» Data records for software interfaces

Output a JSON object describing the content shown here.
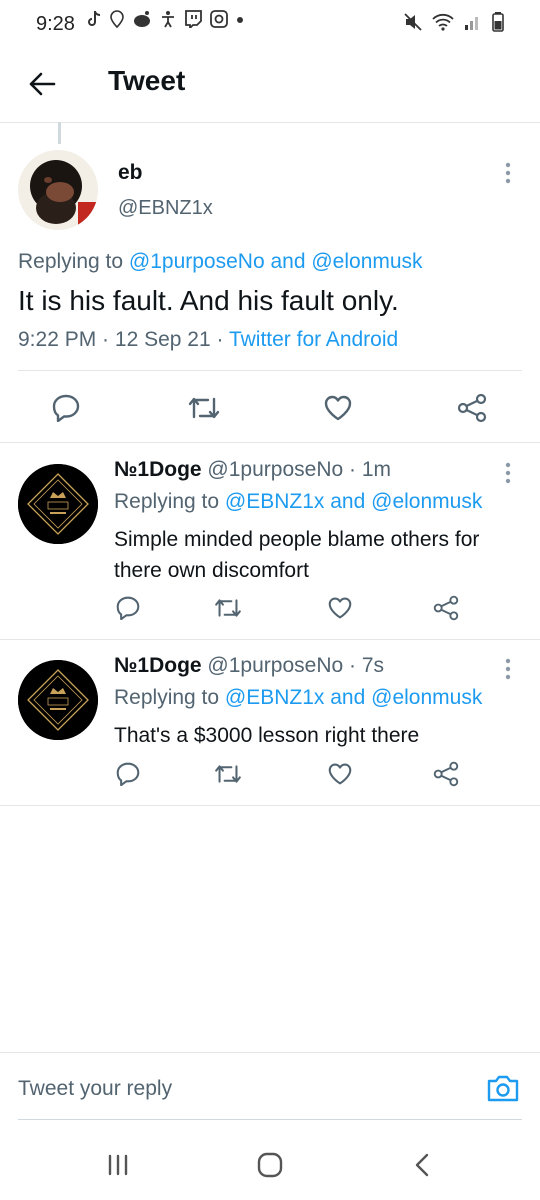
{
  "status_bar": {
    "time": "9:28",
    "left_icons": [
      "tiktok-icon",
      "location-icon",
      "reddit-icon",
      "accessibility-icon",
      "twitch-icon",
      "instagram-icon",
      "dot-icon"
    ],
    "right_icons": [
      "mute-icon",
      "wifi-icon",
      "signal-icon",
      "battery-icon"
    ]
  },
  "header": {
    "title": "Tweet",
    "back_icon": "arrow-left-icon"
  },
  "main_tweet": {
    "name": "eb",
    "handle": "@EBNZ1x",
    "replying_prefix": "Replying to ",
    "replying_user1": "@1purposeNo",
    "replying_and": " and ",
    "replying_user2": "@elonmusk",
    "text": "It is his fault. And his fault only.",
    "time": "9:22 PM",
    "sep1": " · ",
    "date": "12 Sep 21",
    "sep2": " · ",
    "source": "Twitter for Android",
    "actions": [
      "reply-icon",
      "retweet-icon",
      "like-icon",
      "share-icon"
    ]
  },
  "replies": [
    {
      "name": "№1Doge",
      "handle_time": " @1purposeNo · 1m",
      "replying_prefix": "Replying to ",
      "replying_user1": "@EBNZ1x",
      "replying_and": " and ",
      "replying_user2": "@elonmusk",
      "text": "Simple minded people blame others for there own discomfort"
    },
    {
      "name": "№1Doge",
      "handle_time": " @1purposeNo · 7s",
      "replying_prefix": "Replying to ",
      "replying_user1": "@EBNZ1x",
      "replying_and": " and ",
      "replying_user2": "@elonmusk",
      "text": "That's a $3000 lesson right there"
    }
  ],
  "compose": {
    "placeholder": "Tweet your reply",
    "camera_icon": "camera-icon"
  },
  "nav_bar": {
    "icons": [
      "recent-apps-icon",
      "home-icon",
      "back-icon"
    ]
  },
  "colors": {
    "link": "#1d9bf0",
    "text": "#0f1419",
    "secondary": "#536471",
    "divider": "#e6e6e6"
  }
}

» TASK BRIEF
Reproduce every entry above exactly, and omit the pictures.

» COMPLETED TASK
Output a JSON object describing the content shown here.
{
  "status_bar": {
    "time": "9:28",
    "left_icons": [
      "tiktok-icon",
      "location-icon",
      "reddit-icon",
      "accessibility-icon",
      "twitch-icon",
      "instagram-icon",
      "dot-icon"
    ],
    "right_icons": [
      "mute-icon",
      "wifi-icon",
      "signal-icon",
      "battery-icon"
    ]
  },
  "header": {
    "title": "Tweet",
    "back_icon": "arrow-left-icon"
  },
  "main_tweet": {
    "name": "eb",
    "handle": "@EBNZ1x",
    "replying_prefix": "Replying to ",
    "replying_user1": "@1purposeNo",
    "replying_and": " and ",
    "replying_user2": "@elonmusk",
    "text": "It is his fault. And his fault only.",
    "time": "9:22 PM",
    "sep1": " · ",
    "date": "12 Sep 21",
    "sep2": " · ",
    "source": "Twitter for Android",
    "actions": [
      "reply-icon",
      "retweet-icon",
      "like-icon",
      "share-icon"
    ]
  },
  "replies": [
    {
      "name": "№1Doge",
      "handle_time": " @1purposeNo · 1m",
      "replying_prefix": "Replying to ",
      "replying_user1": "@EBNZ1x",
      "replying_and": " and ",
      "replying_user2": "@elonmusk",
      "text": "Simple minded people blame others for there own discomfort"
    },
    {
      "name": "№1Doge",
      "handle_time": " @1purposeNo · 7s",
      "replying_prefix": "Replying to ",
      "replying_user1": "@EBNZ1x",
      "replying_and": " and ",
      "replying_user2": "@elonmusk",
      "text": "That's a $3000 lesson right there"
    }
  ],
  "compose": {
    "placeholder": "Tweet your reply",
    "camera_icon": "camera-icon"
  },
  "nav_bar": {
    "icons": [
      "recent-apps-icon",
      "home-icon",
      "back-icon"
    ]
  },
  "colors": {
    "link": "#1d9bf0",
    "text": "#0f1419",
    "secondary": "#536471",
    "divider": "#e6e6e6"
  }
}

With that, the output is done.